In 1969, while briefly released on appeal, Tom Lewis published a portfolio of etchings he made while imprisoned at Lewisburg Federal Penitentiary. It contains ten etchings, in a run of fifty copies, some printed with ink he had to scrounge together from ashes, coffee or cocoa powder. He wrote accompanying text and the cover was printed by fellow Catholic activist Corita Kent. The etchings depict the psychic torment of his fellow prisoners by suicidal thoughts, boredom or isolation, as well as scenes of police brutality.[10]

See also[edit]


  1. ^ 39°16′14″N 76°44′20″W / 39.2705°N 76.7390°W / 39.2705; -76.7390 Catonsville draft board,, 2nd floor at the Knights of Columbus
  2. ^ There exists news footage of this action, shot by Baltimore's WBAL-TV.
  3. ^ "The Catonsville Nine File : Resistance". Retrieved 24 October 2018.
  4. ^ "Selective Service Fight". Retrieved September 3, 2012.
  5. ^ a b "The Catonsville Nine File : The Action". Retrieved 24 October 2018.
  6. ^ Quaid, Mary Lou Murphy. "My mother was the antagonist to the 'Catonsville Nine'". Retrieved 24 October 2018.
  7. ^ "Catonsville Nine – 50th Anniversary Commemoration". Retrieved 24 October 2018.
  8. ^ "The Catonsville Nine File : The Catonsville Nine File : Collection". Retrieved 24 October 2018.
  9. ^ "United States v. Moylan, 417 F.2d 1002 (4th Cir. 1969)". Retrieved 24 October 2018.
  10. ^ a b c Dowty, Morgan. "Incendiary Etchings: Tom Lewis and the Catonsville Nine", Art in Print, Vol. 7 No. 3 (September–October 2017).
  11. ^ Aloi, Daniel (4 April 2006). "Legacy of Activism at Cornell". Cornell Chronicle. Cornell University. Retrieved 19 September 2010.
  12. ^ Stuart Lipton and Joseph Masci (April 16, 1970). "Weekend Activity Schedule Set". Cornell Daily Sun. 86 (120). Retrieved 2010-10-12.
  13. ^ Solowey, Fred (April 20, 1970). "Thousands Hail Berrigan and Peace". Cornell Daily Sun. 86 (122). p. 1. Retrieved 2010-10-12.
  14. ^ "Grand jury indicts two for hiding Dan Berrigan". Cornell Daily Sun. 87 (63). Associated Press. December 18, 1970. p. 3. Retrieved May 8, 2017.
  15. ^ Listen to War No More on SoundCloud.
  16. ^ folkmaster, Author (2015-02-13). "CHIP TAYLOR – The Little Prayers Trilogy (Trainwreck)". Retrieved 2021-07-06.
  17. ^ Mills, Bart (June 9, 1974). "Peck's gamble". Chicago Tribune. p. h64.
  18. ^ David Eberhardt The Play—The Trial of the Catonsville 9 at the writer's personal website
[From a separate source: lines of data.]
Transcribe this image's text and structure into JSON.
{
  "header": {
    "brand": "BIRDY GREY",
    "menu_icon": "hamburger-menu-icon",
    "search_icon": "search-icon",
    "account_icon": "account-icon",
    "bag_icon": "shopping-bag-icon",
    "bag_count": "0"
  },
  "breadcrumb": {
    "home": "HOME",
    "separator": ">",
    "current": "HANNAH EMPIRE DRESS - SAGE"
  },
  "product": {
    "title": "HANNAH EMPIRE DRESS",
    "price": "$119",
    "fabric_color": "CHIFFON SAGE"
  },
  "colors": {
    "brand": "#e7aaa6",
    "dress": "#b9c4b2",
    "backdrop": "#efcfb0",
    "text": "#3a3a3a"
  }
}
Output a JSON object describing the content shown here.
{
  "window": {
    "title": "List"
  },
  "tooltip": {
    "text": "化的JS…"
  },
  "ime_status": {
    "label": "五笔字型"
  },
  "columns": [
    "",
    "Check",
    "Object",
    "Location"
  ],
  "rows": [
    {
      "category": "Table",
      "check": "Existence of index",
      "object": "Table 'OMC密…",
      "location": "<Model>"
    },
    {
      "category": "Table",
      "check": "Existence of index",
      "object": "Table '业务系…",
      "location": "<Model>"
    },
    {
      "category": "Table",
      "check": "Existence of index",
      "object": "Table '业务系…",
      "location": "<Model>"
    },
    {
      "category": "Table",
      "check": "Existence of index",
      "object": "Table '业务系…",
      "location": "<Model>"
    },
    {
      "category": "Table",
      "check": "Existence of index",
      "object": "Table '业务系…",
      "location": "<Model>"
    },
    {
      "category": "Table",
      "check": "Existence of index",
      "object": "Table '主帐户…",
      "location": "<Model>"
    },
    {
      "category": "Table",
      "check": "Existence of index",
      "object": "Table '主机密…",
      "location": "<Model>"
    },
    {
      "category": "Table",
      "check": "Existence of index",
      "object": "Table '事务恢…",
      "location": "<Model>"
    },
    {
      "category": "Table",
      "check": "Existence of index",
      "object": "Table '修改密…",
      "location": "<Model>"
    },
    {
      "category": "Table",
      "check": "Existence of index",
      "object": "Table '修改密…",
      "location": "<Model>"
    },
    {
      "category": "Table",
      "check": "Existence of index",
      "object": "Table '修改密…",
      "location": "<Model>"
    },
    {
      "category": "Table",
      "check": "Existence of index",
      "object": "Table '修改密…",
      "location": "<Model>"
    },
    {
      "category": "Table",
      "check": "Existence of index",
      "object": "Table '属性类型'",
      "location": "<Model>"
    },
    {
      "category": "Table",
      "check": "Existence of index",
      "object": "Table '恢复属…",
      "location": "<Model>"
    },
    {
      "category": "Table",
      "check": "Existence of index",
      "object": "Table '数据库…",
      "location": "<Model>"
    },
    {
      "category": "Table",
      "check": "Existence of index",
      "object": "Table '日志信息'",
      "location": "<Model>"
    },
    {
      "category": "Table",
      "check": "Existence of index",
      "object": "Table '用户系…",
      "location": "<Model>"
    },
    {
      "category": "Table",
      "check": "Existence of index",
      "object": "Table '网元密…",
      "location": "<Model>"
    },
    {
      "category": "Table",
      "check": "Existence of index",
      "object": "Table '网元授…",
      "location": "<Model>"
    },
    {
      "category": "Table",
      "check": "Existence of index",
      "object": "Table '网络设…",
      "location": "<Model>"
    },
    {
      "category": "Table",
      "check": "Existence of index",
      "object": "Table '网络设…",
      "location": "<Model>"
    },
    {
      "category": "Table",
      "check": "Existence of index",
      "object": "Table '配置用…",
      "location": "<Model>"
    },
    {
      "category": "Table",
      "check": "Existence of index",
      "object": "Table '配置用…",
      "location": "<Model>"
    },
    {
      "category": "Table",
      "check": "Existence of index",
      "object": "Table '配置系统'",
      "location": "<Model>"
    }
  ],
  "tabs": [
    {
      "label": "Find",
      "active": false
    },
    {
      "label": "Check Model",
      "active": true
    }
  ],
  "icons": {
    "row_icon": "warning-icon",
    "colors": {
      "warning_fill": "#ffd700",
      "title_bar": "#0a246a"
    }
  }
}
Further reading[edit]

  • Berrigan, Daniel. The Trial of the Catonsville Nine. Boston: Beacon Press, 1970.
  • Harrison, Dorothy Lilja (2010). Peace, Be Still. ISBN 978-1-4515-3745-1
  • Peters, Shawn Francis. The Catonsville Nine: A Story of Faith and Resistance in the Vietnam Era. New York: Oxford University Press, 2012.
  • Polner, Murray -Disarmed and Dangerous
  • Lynd, Straughton; & Lynd, Alice (Eds.) (1995). Nonviolence in America: A Documentary History. Maryknoll, New York: Orbis Books.
  • Zinn, Howard – A People's History of the United States
  • Mische, George (May 10–23, 2013). "'The Catonsville Nine' -- Righting distortion". National Catholic Reporter. Retrieved 8 November 2013.

External links[edit]